(Data about app and page elements)
- Opening Delimiter -

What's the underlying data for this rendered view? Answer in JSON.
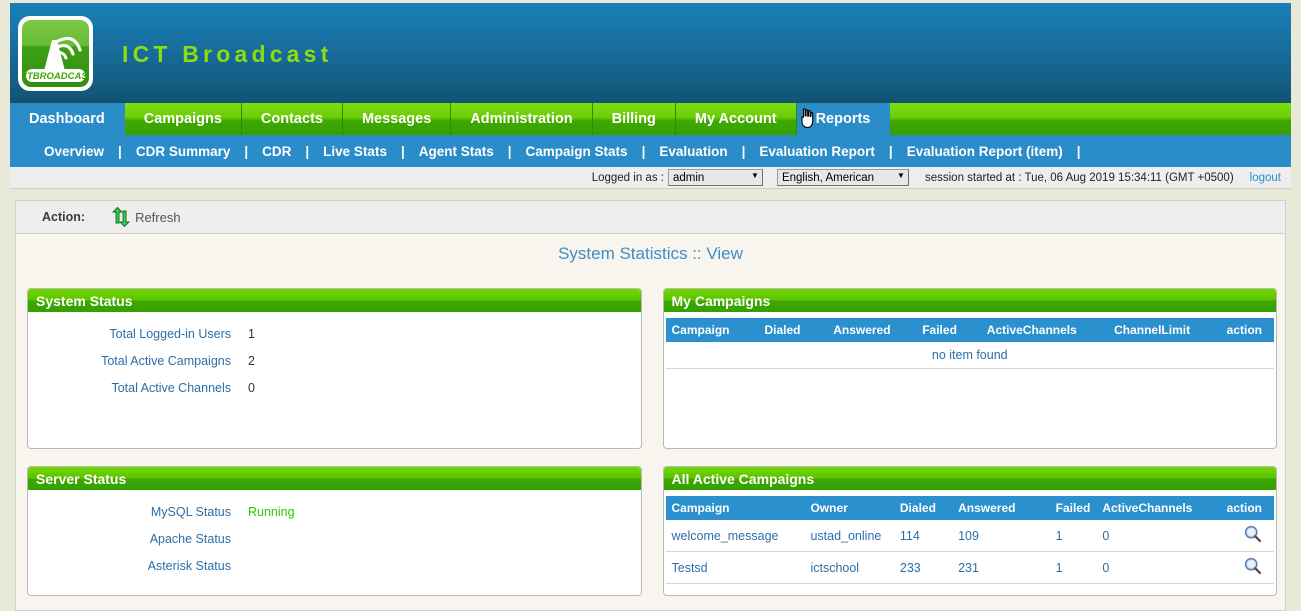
{
  "brand": {
    "title": "ICT Broadcast",
    "logo_text": "ICTBROADCAST",
    "logo_icon": "broadcast-tower-icon"
  },
  "mainnav": {
    "items": [
      {
        "label": "Dashboard",
        "active": true
      },
      {
        "label": "Campaigns",
        "active": false
      },
      {
        "label": "Contacts",
        "active": false
      },
      {
        "label": "Messages",
        "active": false
      },
      {
        "label": "Administration",
        "active": false
      },
      {
        "label": "Billing",
        "active": false
      },
      {
        "label": "My Account",
        "active": false
      },
      {
        "label": "Reports",
        "active": true
      }
    ]
  },
  "subnav": {
    "items": [
      "Overview",
      "CDR Summary",
      "CDR",
      "Live Stats",
      "Agent Stats",
      "Campaign Stats",
      "Evaluation",
      "Evaluation Report",
      "Evaluation Report (item)"
    ],
    "separator": "|"
  },
  "session": {
    "logged_in_label": "Logged in as :",
    "user": "admin",
    "user_options": [
      "admin"
    ],
    "language": "English, American",
    "language_options": [
      "English, American"
    ],
    "session_text": "session started at : Tue, 06 Aug 2019 15:34:11 (GMT +0500)",
    "logout_label": "logout"
  },
  "actionbar": {
    "label": "Action:",
    "refresh_label": "Refresh",
    "refresh_icon": "refresh-icon"
  },
  "page": {
    "title": "System Statistics :: View"
  },
  "panels": {
    "system_status": {
      "title": "System Status",
      "rows": [
        {
          "label": "Total Logged-in Users",
          "value": "1"
        },
        {
          "label": "Total Active Campaigns",
          "value": "2"
        },
        {
          "label": "Total Active Channels",
          "value": "0"
        }
      ]
    },
    "server_status": {
      "title": "Server Status",
      "rows": [
        {
          "label": "MySQL Status",
          "value": "Running",
          "state": "running"
        },
        {
          "label": "Apache Status",
          "value": "",
          "state": ""
        },
        {
          "label": "Asterisk Status",
          "value": "",
          "state": ""
        }
      ]
    },
    "my_campaigns": {
      "title": "My Campaigns",
      "columns": [
        "Campaign",
        "Dialed",
        "Answered",
        "Failed",
        "ActiveChannels",
        "ChannelLimit",
        "action"
      ],
      "rows": [],
      "empty_text": "no item found"
    },
    "all_active_campaigns": {
      "title": "All Active Campaigns",
      "columns": [
        "Campaign",
        "Owner",
        "Dialed",
        "Answered",
        "Failed",
        "ActiveChannels",
        "action"
      ],
      "rows": [
        {
          "campaign": "welcome_message",
          "owner": "ustad_online",
          "dialed": "114",
          "answered": "109",
          "failed": "1",
          "active_channels": "0",
          "action_icon": "magnifier-icon"
        },
        {
          "campaign": "Testsd",
          "owner": "ictschool",
          "dialed": "233",
          "answered": "231",
          "failed": "1",
          "active_channels": "0",
          "action_icon": "magnifier-icon"
        }
      ]
    }
  },
  "colors": {
    "header_blue_top": "#1a7fb9",
    "header_blue_bottom": "#12526f",
    "nav_green": "#5cc300",
    "active_tab_blue": "#2a8cc9",
    "panel_header_green": "#5cc300",
    "link_blue": "#2d6ea5",
    "running_green": "#2fc903",
    "page_bg": "#e9e9d8",
    "content_bg": "#f7f5ee"
  }
}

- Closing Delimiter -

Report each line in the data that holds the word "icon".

    "logo_icon": "broadcast-tower-icon"
    "refresh_icon": "refresh-icon"
          "action_icon": "magnifier-icon"
          "action_icon": "magnifier-icon"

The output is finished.